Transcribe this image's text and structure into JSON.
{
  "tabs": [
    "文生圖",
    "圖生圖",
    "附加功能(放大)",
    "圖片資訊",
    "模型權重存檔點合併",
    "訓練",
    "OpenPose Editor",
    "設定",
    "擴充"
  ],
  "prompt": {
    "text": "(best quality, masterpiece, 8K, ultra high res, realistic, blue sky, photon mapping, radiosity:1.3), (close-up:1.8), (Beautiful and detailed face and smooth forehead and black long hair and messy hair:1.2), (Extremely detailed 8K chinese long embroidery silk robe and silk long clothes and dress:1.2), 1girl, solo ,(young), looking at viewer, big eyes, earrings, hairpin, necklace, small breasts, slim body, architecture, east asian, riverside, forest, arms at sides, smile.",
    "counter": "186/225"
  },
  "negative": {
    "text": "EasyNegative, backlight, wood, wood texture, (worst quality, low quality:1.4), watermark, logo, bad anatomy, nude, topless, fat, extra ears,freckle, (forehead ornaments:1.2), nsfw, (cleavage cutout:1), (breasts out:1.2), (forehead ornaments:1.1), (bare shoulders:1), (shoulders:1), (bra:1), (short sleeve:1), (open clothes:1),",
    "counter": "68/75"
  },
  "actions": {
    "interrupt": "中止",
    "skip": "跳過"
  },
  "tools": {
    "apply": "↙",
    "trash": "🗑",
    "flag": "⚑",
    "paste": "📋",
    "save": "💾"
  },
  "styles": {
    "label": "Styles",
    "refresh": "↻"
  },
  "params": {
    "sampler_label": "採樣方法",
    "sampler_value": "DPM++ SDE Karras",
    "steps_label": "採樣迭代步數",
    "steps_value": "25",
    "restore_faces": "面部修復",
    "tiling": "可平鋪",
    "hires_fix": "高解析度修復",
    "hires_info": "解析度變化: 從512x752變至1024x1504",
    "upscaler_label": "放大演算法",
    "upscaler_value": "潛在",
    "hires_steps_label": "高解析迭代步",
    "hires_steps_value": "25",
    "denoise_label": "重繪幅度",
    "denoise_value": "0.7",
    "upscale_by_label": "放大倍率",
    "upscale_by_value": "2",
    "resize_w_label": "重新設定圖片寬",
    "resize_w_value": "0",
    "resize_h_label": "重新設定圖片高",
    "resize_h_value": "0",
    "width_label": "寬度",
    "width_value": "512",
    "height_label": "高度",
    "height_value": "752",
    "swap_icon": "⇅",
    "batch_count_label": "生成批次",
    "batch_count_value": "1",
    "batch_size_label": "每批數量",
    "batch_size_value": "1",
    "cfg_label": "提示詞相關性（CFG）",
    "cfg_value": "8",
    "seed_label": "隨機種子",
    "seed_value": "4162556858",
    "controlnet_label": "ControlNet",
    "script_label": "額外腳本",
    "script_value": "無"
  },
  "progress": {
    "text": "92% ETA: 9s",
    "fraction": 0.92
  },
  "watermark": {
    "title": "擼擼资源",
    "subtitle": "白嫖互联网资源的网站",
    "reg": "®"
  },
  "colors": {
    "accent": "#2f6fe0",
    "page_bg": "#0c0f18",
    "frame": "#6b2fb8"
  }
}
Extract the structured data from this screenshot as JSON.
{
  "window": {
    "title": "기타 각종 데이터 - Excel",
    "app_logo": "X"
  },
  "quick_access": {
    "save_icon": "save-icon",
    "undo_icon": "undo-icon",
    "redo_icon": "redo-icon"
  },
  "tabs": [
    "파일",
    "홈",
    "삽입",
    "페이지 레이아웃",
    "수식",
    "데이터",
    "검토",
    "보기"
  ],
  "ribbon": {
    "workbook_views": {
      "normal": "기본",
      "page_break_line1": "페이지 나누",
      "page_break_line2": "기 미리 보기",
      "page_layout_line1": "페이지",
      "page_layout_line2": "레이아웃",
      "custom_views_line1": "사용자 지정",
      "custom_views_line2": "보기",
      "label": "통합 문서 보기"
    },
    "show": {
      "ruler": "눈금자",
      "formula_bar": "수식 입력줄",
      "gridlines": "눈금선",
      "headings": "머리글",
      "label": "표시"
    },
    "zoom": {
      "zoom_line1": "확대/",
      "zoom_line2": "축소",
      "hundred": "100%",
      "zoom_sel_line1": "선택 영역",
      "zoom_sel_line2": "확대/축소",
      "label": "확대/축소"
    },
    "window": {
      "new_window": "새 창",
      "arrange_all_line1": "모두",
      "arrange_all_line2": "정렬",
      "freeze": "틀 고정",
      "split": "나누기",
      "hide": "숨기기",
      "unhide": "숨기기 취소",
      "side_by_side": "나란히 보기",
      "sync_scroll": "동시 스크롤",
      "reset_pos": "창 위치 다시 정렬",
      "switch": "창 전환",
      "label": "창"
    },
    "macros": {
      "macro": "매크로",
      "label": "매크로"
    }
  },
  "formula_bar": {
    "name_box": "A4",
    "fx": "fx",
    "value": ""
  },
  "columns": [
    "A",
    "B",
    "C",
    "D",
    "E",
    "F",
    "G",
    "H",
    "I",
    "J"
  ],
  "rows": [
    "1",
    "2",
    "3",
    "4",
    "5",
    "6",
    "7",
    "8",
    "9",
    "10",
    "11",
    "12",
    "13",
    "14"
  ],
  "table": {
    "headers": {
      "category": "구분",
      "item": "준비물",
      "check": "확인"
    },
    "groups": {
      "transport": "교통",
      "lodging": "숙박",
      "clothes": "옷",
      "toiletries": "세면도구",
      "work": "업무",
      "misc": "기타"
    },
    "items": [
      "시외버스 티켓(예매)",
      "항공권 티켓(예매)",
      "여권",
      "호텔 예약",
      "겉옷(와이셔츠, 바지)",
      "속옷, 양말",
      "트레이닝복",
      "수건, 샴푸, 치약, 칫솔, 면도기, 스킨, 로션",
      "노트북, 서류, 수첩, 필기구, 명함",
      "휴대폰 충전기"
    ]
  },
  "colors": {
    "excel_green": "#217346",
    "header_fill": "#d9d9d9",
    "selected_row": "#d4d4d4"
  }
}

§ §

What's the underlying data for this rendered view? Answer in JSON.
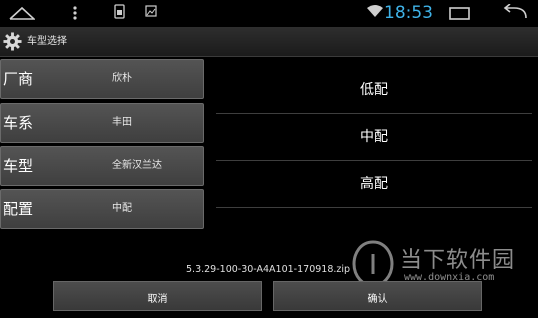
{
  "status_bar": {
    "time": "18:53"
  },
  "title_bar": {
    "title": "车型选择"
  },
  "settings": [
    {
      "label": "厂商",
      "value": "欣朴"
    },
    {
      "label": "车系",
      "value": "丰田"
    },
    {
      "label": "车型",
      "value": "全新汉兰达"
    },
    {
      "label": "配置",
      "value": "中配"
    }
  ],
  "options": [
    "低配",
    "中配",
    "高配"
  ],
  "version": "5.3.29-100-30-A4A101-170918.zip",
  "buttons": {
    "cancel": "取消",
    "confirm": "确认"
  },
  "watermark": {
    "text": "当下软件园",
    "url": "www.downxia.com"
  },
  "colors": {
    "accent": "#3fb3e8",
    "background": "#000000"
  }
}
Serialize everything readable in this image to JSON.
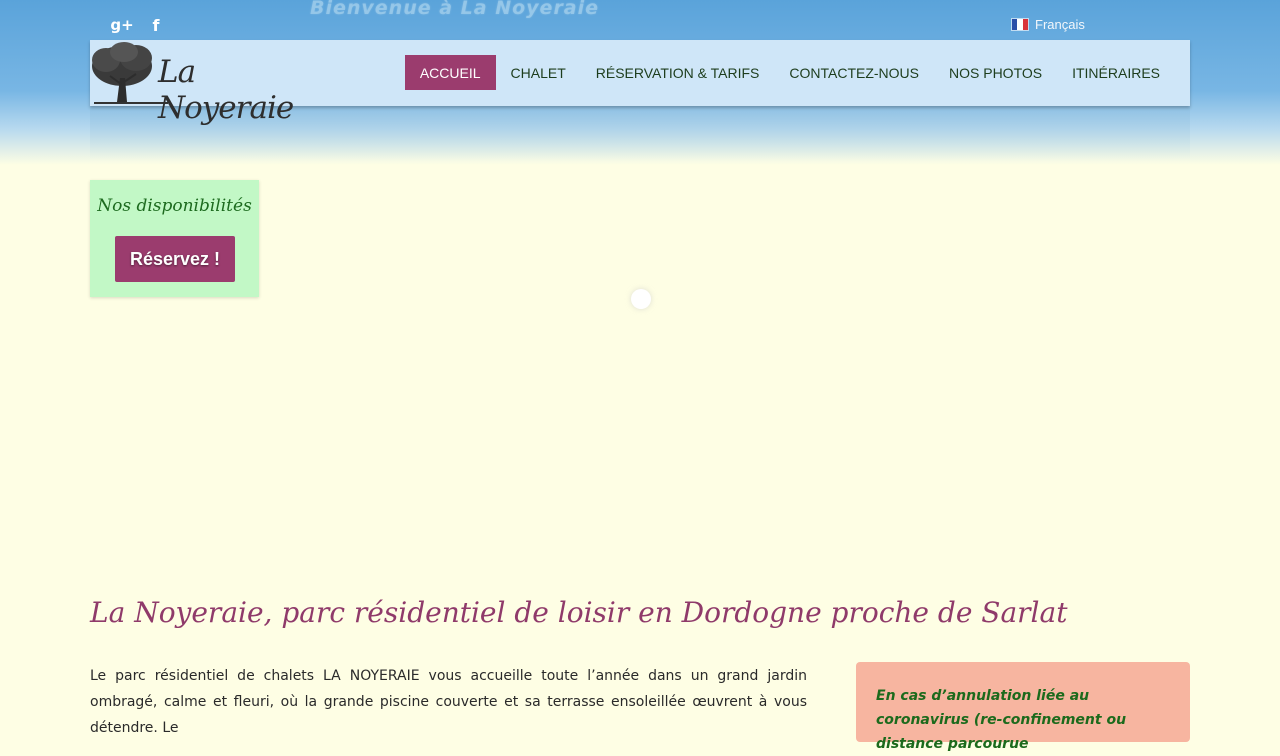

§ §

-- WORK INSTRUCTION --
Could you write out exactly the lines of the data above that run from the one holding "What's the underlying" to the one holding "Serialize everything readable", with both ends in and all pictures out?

-- SOLUTION FOR THIS TASK --
What's the underlying data for this rendered view? Answer in JSON.
{
  "status_bar": {
    "time": "18:53"
  },
  "title_bar": {
    "title": "车型选择"
  },
  "settings": [
    {
      "label": "厂商",
      "value": "欣朴"
    },
    {
      "label": "车系",
      "value": "丰田"
    },
    {
      "label": "车型",
      "value": "全新汉兰达"
    },
    {
      "label": "配置",
      "value": "中配"
    }
  ],
  "options": [
    "低配",
    "中配",
    "高配"
  ],
  "version": "5.3.29-100-30-A4A101-170918.zip",
  "buttons": {
    "cancel": "取消",
    "confirm": "确认"
  },
  "watermark": {
    "text": "当下软件园",
    "url": "www.downxia.com"
  },
  "colors": {
    "accent": "#3fb3e8",
    "background": "#000000"
  }
}
Serialize everything readable in this image to JSON.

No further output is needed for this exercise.